## [TASK DATA]
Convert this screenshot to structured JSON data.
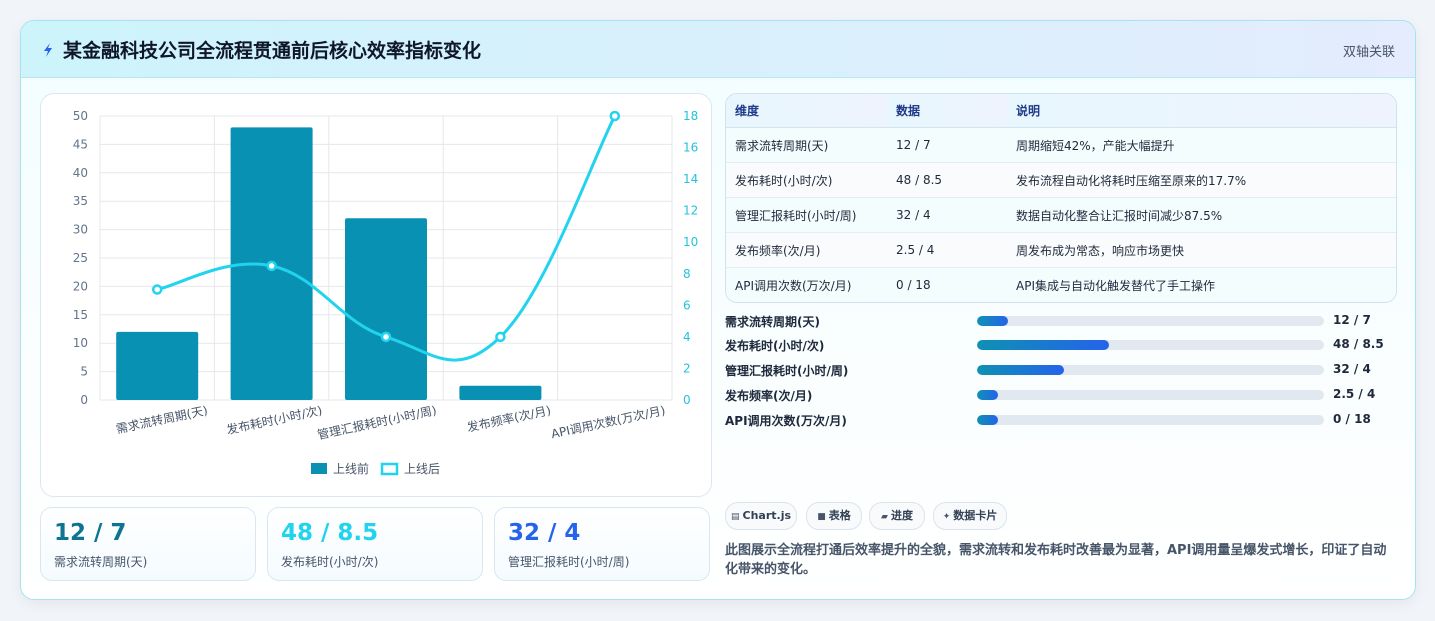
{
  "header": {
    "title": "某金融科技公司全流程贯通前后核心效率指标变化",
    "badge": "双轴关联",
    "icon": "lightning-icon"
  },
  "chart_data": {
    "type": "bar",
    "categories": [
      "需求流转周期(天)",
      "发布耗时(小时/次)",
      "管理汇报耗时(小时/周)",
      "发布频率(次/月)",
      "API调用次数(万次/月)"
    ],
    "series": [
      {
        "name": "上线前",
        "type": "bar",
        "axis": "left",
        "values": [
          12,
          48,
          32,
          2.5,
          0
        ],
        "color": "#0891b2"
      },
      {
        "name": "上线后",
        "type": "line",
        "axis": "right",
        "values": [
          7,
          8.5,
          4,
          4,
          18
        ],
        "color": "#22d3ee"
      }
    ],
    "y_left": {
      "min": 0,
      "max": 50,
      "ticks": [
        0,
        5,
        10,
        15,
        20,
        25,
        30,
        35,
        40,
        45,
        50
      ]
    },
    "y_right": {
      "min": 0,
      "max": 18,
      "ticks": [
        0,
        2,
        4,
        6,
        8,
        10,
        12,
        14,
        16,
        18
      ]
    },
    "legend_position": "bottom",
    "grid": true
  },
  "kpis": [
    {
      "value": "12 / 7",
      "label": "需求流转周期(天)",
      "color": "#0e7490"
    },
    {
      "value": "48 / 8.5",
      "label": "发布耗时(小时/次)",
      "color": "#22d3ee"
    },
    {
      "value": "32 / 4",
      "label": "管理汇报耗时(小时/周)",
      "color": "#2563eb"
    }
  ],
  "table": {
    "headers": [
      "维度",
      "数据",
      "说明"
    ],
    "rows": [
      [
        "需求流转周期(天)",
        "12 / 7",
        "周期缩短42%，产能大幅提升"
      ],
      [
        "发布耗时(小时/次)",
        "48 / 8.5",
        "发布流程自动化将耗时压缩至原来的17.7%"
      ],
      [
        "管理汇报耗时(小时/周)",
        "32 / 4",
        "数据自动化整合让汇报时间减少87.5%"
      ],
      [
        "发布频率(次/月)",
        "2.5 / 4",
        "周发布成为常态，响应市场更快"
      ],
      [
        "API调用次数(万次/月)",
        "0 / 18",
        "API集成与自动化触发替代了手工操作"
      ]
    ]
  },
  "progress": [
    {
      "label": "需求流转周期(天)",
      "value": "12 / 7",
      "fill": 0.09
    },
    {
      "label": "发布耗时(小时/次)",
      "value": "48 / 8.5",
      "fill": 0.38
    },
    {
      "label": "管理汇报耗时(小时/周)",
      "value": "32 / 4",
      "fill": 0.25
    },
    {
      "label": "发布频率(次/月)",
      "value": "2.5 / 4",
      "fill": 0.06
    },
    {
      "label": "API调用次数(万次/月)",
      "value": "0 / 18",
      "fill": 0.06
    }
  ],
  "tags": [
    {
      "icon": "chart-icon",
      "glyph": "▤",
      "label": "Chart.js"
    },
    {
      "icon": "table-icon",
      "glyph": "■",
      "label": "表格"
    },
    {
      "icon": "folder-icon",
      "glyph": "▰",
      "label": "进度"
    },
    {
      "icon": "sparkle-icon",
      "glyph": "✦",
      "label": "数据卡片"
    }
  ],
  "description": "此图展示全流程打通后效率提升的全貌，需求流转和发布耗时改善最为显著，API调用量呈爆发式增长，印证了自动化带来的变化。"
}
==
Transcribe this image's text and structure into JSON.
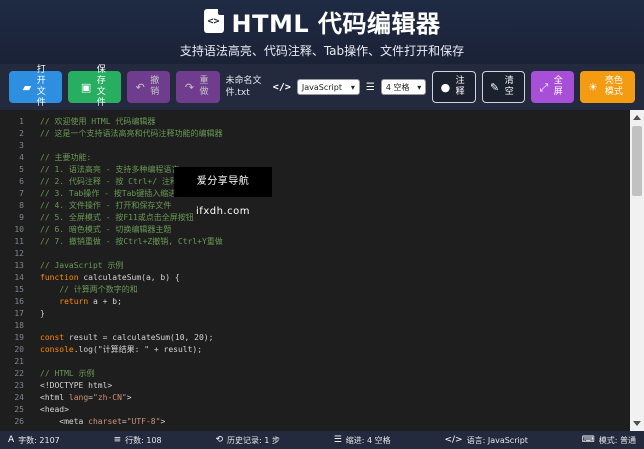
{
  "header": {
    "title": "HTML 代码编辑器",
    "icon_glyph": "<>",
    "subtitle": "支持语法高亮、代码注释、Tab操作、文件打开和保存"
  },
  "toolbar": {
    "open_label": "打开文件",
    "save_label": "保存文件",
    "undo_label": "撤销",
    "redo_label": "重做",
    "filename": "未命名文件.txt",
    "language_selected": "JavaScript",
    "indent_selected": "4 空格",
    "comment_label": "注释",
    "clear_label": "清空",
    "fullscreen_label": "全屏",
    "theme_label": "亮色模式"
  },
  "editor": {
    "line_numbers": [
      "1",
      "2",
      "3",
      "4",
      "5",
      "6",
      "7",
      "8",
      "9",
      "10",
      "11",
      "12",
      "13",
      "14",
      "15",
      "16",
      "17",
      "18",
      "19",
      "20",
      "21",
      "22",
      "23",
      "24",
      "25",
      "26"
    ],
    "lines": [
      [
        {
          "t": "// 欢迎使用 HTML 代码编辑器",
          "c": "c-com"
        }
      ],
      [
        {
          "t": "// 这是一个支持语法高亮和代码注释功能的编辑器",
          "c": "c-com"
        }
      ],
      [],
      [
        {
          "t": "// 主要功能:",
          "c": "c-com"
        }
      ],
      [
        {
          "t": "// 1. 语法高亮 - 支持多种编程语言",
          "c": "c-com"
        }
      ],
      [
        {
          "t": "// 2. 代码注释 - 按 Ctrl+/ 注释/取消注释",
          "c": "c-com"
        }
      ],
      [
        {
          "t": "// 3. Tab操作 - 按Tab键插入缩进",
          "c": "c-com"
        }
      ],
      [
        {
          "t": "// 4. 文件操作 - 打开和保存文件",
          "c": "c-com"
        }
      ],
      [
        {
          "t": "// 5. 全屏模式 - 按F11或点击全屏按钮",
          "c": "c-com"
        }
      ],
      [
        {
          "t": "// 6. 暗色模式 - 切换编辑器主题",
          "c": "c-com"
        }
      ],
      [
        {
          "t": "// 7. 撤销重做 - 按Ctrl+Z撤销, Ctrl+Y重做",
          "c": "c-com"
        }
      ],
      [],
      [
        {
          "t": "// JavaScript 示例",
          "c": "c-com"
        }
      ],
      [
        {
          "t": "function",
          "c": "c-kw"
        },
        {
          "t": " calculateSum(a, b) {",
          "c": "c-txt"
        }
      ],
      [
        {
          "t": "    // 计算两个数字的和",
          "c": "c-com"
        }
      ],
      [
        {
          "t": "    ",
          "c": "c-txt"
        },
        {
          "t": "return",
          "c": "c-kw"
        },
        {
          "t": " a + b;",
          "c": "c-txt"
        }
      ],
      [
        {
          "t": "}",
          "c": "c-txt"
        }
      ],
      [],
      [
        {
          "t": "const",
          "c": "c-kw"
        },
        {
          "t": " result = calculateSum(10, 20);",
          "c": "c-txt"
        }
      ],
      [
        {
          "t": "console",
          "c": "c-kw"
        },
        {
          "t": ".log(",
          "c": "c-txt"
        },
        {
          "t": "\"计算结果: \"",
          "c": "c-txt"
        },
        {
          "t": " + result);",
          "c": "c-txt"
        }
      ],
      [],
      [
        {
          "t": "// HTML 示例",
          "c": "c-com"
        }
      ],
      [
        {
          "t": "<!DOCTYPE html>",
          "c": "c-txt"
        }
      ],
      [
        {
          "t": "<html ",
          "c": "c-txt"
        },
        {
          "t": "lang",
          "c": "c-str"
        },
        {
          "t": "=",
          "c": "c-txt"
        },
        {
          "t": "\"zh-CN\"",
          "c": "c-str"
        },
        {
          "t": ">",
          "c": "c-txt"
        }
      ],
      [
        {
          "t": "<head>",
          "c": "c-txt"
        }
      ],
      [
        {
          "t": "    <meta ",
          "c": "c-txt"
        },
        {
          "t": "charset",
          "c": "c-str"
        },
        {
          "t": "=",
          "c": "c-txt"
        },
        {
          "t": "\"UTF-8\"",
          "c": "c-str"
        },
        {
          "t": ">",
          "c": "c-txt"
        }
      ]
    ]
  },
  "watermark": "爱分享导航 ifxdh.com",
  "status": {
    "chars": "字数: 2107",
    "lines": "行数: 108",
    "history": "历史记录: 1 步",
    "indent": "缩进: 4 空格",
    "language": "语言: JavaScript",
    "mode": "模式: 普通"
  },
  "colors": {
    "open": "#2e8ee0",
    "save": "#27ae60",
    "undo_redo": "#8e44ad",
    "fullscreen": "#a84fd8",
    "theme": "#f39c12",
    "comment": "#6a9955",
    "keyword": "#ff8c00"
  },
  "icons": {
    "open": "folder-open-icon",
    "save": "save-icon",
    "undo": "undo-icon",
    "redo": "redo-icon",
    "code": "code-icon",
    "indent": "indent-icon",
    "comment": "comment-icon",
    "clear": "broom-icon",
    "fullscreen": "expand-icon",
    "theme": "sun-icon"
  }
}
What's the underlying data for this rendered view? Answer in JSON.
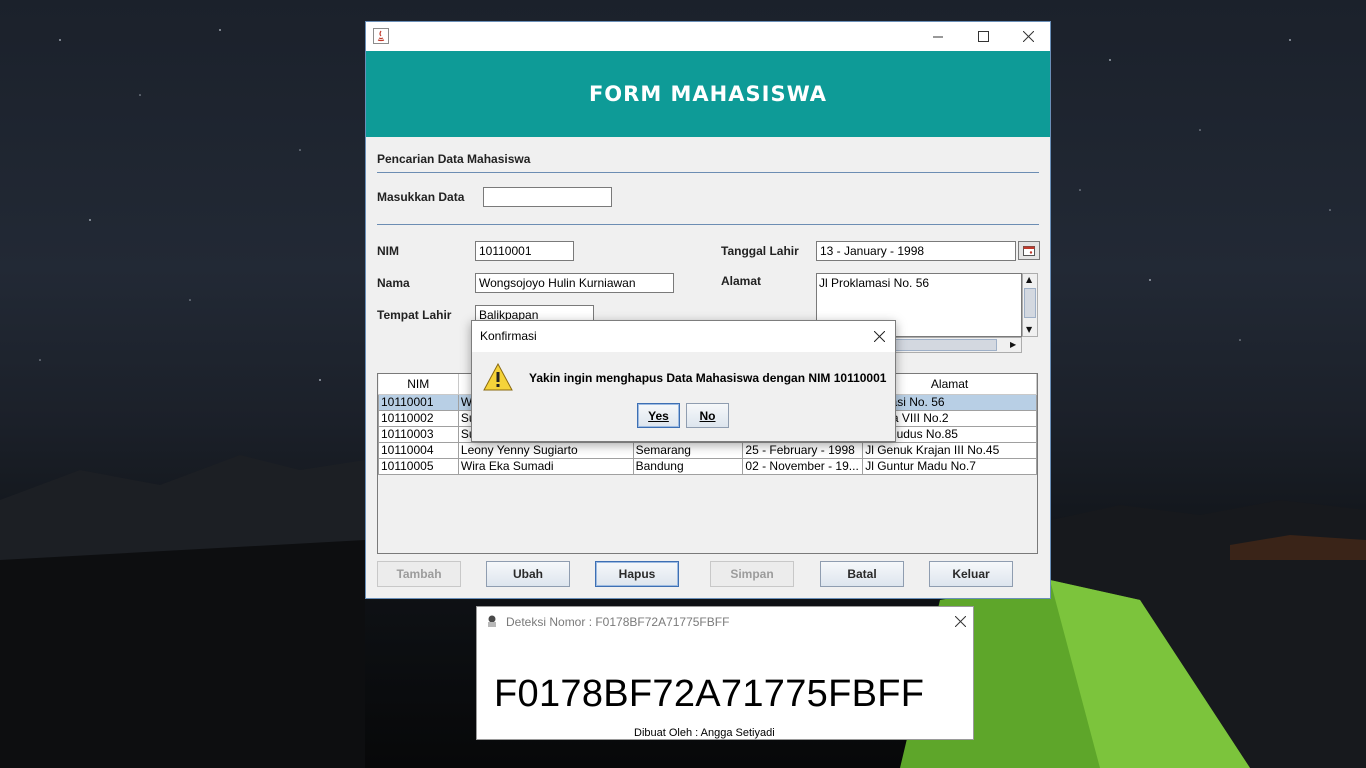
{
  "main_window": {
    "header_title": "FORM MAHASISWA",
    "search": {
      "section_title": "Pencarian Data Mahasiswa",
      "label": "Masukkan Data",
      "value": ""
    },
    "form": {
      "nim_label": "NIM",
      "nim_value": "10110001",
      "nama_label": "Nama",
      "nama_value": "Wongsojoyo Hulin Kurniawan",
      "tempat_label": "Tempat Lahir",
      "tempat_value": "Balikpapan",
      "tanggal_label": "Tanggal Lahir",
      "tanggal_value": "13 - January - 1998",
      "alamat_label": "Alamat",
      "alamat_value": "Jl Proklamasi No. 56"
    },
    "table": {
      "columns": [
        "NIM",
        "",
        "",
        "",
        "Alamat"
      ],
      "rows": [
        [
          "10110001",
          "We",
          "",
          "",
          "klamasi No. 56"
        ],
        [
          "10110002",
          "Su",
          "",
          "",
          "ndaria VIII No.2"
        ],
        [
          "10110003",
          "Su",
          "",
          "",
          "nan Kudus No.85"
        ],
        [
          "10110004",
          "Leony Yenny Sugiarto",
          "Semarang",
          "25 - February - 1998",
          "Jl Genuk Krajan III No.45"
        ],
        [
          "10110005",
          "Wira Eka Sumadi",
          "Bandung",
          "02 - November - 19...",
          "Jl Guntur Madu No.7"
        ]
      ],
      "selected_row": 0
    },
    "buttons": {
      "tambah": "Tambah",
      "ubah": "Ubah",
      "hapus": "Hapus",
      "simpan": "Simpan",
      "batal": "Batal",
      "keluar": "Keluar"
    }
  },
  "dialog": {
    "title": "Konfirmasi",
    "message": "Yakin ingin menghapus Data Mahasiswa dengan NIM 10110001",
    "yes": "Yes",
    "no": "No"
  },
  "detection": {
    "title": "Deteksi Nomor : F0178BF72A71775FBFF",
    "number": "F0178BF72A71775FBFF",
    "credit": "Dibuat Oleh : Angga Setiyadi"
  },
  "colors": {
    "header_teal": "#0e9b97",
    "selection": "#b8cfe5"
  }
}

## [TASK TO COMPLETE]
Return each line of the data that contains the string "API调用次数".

## [RESPONSE TO THIS TASK]
      "API调用次数(万次/月)"
        "API调用次数(万次/月)",
      "label": "API调用次数(万次/月)",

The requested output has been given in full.